Silver Springs State Park also offers rentals for kayaks, canoes, and paddleboards. To be honest, even though there were lots of people on a Saturday afternoon in July, it wasn't as bad as the parks closer to Orlando. Unlike many other state parks, parking is ample and you don't have to go through a guard shack beforehand; this usually causes bottlenecks at other parks. Additionally, you pay for admission at the gate or choose to go straight to the "Paddling Adventures" rental area and skip the admission fee.
Water has always been a grounding source for me! When I am stressed, angry, worried, I am drawn to water. I tend to look at this in a couple of different ways, but generally I feel that water reminds me to be fluid, to go with the flow, and not dwell on things that you can't control. I am reminded that even though water flows around obstructions it still has the power to shape the landscape over time, which reminds me of the strenght of patience and endurance.
Silver Springs State Park is a perfect place to get out and experience that connection to the water. Most of the main paddling areas are pretty expansive, offering great views of wildlife and their natural environment. Here you'll see lots of colorful fish, underwater grasses, turtles, alligators, various species of birds, and even manatees. We were lucky enough to encounter two massive manatees swiming gracefully near us as they too enjoyed this Saturday afternoon.
After launching our kayaks we set off into the main springhead area until we took a right into a more narrow canal that made for the perfect 1.5-2 hour loop. In the narrower canal there was more tree cover offering shade from the afternoon sun. There are also several abandoned props from old movies that were filmed here, chosen by film makers because of Silver Springs' ideal underwater conditions.
What To Bring When Paddling Silver Springs
Unlike boats, space and weight to be considered when taking out a kayak or canoe. How long you're going to be out on the water will likely dictate what you will need to bring along.
Without a doubt, you have to figure you're going to get wet. The goal is usually not to fall into the water, but you will defintely get wet from the paddle between strokes and potentially during the occassional Florida rain shower. Additionally, even on cloudy days, the sun's UV rays make their way to the surface. Make sure to wear comfortable light clothing that covers your skin and can get wet.

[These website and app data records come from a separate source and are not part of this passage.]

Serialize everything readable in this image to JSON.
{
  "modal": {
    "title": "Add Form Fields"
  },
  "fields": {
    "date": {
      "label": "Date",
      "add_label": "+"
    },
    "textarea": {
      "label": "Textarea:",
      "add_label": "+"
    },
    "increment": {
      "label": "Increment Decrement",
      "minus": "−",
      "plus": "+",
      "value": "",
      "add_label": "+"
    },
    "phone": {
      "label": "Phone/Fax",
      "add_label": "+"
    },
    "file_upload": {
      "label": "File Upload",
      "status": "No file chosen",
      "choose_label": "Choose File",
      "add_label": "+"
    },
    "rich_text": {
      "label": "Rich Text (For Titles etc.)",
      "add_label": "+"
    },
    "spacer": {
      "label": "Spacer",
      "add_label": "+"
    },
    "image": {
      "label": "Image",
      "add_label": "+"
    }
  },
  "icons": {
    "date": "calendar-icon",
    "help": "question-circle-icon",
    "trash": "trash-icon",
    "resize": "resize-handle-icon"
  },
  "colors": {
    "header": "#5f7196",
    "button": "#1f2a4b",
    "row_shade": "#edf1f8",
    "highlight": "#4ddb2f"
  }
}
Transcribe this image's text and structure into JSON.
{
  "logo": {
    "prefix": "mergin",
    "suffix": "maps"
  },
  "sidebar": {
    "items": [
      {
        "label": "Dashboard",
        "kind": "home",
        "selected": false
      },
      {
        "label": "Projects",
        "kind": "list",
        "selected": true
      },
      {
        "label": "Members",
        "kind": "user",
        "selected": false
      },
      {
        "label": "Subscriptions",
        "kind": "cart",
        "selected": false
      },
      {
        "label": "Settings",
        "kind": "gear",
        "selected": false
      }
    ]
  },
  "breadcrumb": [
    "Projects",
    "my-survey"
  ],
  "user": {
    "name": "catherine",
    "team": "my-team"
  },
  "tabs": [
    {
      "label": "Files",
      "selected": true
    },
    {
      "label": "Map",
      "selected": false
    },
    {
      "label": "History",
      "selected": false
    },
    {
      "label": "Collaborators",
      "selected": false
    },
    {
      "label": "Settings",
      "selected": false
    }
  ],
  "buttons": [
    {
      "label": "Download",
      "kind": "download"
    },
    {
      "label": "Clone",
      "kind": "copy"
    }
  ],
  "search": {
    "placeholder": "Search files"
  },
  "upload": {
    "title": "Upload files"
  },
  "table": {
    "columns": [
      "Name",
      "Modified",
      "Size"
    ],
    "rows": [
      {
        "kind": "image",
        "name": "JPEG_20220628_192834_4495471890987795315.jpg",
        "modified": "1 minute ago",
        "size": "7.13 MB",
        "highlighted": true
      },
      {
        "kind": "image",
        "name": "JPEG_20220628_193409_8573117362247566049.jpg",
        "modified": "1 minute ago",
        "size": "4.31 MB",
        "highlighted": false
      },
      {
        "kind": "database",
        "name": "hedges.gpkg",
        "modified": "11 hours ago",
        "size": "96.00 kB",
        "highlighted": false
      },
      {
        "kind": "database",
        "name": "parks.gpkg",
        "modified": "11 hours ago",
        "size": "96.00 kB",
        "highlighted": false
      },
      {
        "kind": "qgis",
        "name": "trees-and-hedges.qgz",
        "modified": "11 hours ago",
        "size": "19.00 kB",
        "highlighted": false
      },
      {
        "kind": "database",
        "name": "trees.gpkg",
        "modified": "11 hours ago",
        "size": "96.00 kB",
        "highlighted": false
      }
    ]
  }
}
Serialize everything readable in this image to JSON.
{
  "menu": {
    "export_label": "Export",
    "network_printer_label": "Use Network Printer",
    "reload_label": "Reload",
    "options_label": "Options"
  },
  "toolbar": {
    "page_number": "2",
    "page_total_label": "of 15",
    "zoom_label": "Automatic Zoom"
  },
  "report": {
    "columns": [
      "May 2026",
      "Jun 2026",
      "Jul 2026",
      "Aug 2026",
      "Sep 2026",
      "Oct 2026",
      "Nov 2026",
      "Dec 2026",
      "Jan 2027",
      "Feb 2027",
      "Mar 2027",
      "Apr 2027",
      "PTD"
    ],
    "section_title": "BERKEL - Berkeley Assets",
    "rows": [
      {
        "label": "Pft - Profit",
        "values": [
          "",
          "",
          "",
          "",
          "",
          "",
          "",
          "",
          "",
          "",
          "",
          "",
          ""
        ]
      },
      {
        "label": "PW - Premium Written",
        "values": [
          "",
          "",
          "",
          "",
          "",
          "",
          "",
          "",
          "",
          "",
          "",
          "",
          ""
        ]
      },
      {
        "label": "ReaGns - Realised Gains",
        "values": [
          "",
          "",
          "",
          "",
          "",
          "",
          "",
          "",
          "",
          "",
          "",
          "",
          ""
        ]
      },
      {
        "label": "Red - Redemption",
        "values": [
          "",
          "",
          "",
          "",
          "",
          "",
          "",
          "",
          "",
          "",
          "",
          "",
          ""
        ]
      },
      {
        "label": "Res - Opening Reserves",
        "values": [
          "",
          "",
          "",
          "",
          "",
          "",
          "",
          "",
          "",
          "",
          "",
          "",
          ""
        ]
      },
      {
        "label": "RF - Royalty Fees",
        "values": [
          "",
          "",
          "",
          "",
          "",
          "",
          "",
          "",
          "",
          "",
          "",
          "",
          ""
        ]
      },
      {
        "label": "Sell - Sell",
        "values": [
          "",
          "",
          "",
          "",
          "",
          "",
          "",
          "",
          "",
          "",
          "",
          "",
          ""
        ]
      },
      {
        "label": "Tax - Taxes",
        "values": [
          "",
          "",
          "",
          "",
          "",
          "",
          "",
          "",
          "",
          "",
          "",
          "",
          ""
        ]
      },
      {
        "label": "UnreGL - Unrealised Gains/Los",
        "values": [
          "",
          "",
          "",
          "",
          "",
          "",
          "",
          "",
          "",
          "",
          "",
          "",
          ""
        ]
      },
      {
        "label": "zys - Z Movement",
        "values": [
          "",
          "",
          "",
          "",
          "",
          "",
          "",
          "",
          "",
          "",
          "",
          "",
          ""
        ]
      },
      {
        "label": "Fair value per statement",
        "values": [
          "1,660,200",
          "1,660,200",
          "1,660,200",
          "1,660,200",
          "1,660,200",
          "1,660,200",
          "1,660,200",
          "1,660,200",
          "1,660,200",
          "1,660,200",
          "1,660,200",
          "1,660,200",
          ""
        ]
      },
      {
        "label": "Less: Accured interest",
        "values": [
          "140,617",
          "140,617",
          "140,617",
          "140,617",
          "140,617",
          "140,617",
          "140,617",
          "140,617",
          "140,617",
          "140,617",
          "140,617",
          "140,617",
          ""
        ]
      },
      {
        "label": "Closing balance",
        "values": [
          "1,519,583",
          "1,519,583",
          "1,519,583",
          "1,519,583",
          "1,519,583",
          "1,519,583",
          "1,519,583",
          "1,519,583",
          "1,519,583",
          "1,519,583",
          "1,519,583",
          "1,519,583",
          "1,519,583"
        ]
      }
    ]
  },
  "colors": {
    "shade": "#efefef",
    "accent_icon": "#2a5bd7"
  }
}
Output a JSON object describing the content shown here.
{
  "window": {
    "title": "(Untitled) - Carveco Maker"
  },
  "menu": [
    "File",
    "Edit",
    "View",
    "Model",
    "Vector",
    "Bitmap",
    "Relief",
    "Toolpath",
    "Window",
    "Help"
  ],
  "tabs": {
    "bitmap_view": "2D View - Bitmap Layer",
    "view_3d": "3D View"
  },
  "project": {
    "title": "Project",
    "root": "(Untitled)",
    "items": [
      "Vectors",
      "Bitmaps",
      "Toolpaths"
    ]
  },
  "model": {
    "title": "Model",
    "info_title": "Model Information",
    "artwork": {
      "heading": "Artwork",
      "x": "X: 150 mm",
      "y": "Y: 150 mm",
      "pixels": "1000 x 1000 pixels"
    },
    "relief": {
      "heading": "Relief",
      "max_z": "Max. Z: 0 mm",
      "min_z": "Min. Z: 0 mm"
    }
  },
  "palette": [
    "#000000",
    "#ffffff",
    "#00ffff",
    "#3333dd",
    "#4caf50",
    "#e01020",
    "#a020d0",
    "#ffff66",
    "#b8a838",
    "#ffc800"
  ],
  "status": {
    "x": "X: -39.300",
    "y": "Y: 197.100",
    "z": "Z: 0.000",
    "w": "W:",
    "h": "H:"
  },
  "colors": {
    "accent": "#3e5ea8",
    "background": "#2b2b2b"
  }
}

If you're trying to get some sun, make sure to bring sun block. Hat and sunglasses are always a good idea whenever you go out in Florida. Oh, and bring water shoes